Professionals appear to be the key holders. They should know that the “mother’s eagerness to know” is a sign of health (responsibility) rather than idle curiosity.
Profound psychological and physical changes occur during pregnancy. Respect the normality of alterations (e.g. anxiety, worry, mood changes, impaired concentration, regressive shifts and increased dependence). Be vigilant for increased psycho-socio-economic stressors: a study in south London 1 st ANC found: –35% negative GHQ (general health Q) –29% psychiatric “cases” – largely neurotic depression
Housing & financial difficulties Unemployment Poor social support Poor marital relationship Triggering hidden vulnerable areas in women who appear healthy – obtainable through looking at the AN/booking history Key steps Timely identification Referral Individual or group interventions
Test interpretation – the communication of results. Ultrasound scanning – the “Truth Test”: reliance on professionals. Controversial evidence should be rescanned: this is normal, informative, reassuring and popular but increases anxiety. There should be a balanced use of technology – rescanning should be kept to a minimum with detailed feedback. Amniocentesis: anxiety over –Awaiting Results –Fetal injury –Miscarriage –What to do if the fetus is abnormal… Mother Professional Scanning screen
Emotional preparation: talking to other women, reading about labour, discussing her fears with her friends, mother, etc. (Some) unconsciously work through their anxieties in repetitive dreams. Daydreaming about the ideal birth: the accompanying person, the type of birth, monitoring, the birth place.

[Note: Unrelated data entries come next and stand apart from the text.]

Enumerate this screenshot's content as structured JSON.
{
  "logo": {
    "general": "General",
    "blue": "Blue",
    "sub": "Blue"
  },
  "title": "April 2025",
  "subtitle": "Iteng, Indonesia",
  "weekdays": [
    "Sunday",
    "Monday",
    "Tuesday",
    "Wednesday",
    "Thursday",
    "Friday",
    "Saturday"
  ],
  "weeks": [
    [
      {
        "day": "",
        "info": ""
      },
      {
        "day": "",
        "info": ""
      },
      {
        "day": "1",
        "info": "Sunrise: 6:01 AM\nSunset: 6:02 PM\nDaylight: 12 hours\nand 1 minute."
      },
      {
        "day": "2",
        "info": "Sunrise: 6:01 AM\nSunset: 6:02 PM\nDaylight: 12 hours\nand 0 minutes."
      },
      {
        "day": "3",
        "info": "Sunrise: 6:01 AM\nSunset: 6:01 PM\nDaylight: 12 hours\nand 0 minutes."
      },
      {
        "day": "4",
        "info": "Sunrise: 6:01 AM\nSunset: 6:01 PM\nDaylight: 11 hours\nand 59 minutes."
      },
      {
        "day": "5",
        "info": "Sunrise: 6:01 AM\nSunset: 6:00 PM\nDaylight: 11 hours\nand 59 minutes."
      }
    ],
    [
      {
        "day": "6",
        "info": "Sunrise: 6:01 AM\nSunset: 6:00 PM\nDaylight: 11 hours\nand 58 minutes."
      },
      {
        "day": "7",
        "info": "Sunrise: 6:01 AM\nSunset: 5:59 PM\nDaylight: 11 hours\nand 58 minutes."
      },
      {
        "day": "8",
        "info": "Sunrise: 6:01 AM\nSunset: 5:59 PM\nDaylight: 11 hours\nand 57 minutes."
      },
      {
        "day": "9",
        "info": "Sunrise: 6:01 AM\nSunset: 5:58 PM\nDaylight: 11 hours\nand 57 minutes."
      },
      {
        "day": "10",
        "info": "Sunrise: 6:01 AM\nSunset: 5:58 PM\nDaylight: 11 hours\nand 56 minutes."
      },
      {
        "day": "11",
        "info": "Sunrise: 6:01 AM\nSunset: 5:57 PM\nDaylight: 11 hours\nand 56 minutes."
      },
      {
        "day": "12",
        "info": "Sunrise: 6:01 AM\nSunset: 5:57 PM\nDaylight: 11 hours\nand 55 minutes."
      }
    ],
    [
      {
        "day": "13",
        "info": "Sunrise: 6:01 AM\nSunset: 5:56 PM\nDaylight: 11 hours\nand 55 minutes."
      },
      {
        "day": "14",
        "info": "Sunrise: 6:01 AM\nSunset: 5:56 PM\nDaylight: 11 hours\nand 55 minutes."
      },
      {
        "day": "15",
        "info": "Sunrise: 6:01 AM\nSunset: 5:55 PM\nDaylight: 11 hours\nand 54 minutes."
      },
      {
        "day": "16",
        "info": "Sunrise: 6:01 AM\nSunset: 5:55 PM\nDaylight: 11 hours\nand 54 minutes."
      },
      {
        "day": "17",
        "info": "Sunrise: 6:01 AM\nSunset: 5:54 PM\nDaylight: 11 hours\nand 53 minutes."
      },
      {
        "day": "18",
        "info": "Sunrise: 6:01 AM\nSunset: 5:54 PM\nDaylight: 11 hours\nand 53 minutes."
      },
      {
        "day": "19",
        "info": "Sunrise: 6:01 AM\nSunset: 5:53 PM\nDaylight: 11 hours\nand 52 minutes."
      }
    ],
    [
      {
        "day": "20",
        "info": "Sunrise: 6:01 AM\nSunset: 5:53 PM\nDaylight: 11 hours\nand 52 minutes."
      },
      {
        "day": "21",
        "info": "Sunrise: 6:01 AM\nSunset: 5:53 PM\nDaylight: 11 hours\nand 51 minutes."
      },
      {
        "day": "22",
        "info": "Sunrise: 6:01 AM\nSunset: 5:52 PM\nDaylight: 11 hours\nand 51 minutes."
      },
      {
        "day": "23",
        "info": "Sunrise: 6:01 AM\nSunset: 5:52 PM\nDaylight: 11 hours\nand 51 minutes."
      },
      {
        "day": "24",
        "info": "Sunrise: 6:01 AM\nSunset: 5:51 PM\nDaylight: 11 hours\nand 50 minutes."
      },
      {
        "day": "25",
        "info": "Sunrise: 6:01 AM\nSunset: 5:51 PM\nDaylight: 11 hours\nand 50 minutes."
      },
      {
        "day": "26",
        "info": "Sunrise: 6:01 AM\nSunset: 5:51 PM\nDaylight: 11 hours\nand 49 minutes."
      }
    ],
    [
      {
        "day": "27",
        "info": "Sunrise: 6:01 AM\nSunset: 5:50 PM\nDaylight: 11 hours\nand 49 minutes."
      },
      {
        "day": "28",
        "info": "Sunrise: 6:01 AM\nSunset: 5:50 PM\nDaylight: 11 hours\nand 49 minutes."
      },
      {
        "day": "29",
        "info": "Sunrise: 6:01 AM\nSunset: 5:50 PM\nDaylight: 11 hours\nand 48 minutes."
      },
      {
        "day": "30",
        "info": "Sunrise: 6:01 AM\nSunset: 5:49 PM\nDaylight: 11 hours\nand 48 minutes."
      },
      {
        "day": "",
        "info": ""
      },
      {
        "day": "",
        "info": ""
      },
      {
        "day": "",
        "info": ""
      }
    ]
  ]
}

Preparation for disappointing realities rather than focusing solely on ideal situations.
1.Psychoprophylactic (distraction): –Introduced to the West by Dr Ferdinand LaMaze (from the Pavlovian method from Russia). –Distraction from contractions and conscious control in the 2 nd stage of labour (patterned breathing). –Other methods include: Singing songs Envisaging a relaxing pastoral scene
2.The body harmony range –By Dr Grantly Dick-Read (1940) (the father of natural childbirth?) The fear-tension-pain syndrome (a self-perpetuating syndrome). The ability to overcome fear, tension and pain by a better understanding of the labour process and deep breathing and relaxation. –Jacobson’s progressive relaxation –Sheila Kitzinger’s approach : Physical and psychical education to “foster a woman’s delight in the rhythmic harmony of her body’s functioning, and training to maintain her conscious & active participation, the power of self-direction.” –Active birth: a combination of the above with changes in position (kneeling, squatting or sitting), the use of gravity.

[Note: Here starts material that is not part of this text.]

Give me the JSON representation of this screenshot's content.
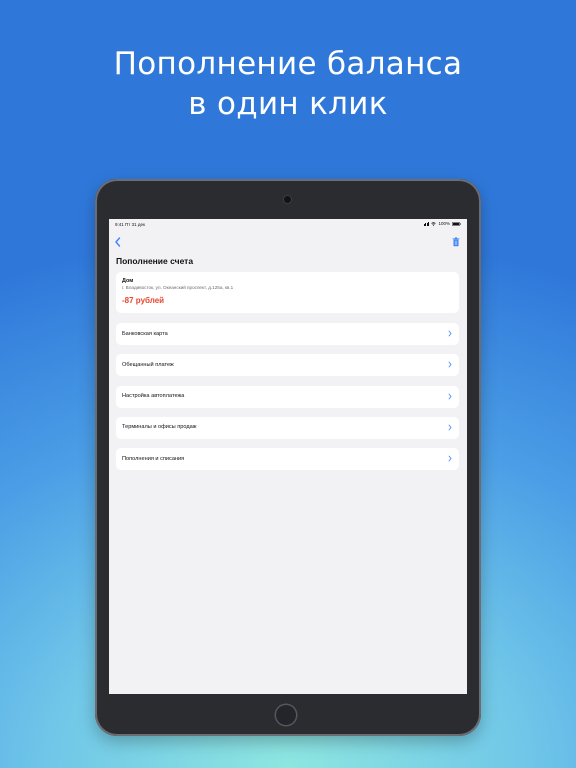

Maternal responsibility phases (assumptions): –Taking in: preoccupied with her own needs (2-3 days) –Taking hold: tries to be in control, eager to learn but this coincides with the “blues” – appropriate support –Letting go: accepting the baby’s separation (10 days) Blues (50%-75%): a transitory syndrome of weepiness – it coincides with rapid physiological & hormonal changes, incoming milk. Encourage the woman to make a bridge between her pregnant self and the mother-to-be to establish a new emotional identity; early bonding helps.
Keeping in mind the importance of maternal psycho- social well-being, the following skills/qualities are essential for health professionals: Effective communication (verbal and non-verbal), eye contact, gestures Appropriate questioning/sensitivity Listening skills Counselling abilities –Empathy –Acceptance –Genuineness
Raphael-Leff J. Psychological processes of childbearing. London: Chapman & Hall,1991 Raphael-Leff J. Pregnancy – The inside story. London: Karnac Ltd., 2003 DH: National Service Framework for Children, Young People and Maternity Services – Executive Summary, 2004. [Online] Available from: http://www.dh.gov.uk/PolicyAndGuidance/HealthAndSocialCareTo pics/ChildrenServices/fs/en http://www.dh.gov.uk/PolicyAndGuidance/HealthAndSocialCareTo pics/ChildrenServices/fs/en More references in your module guidebook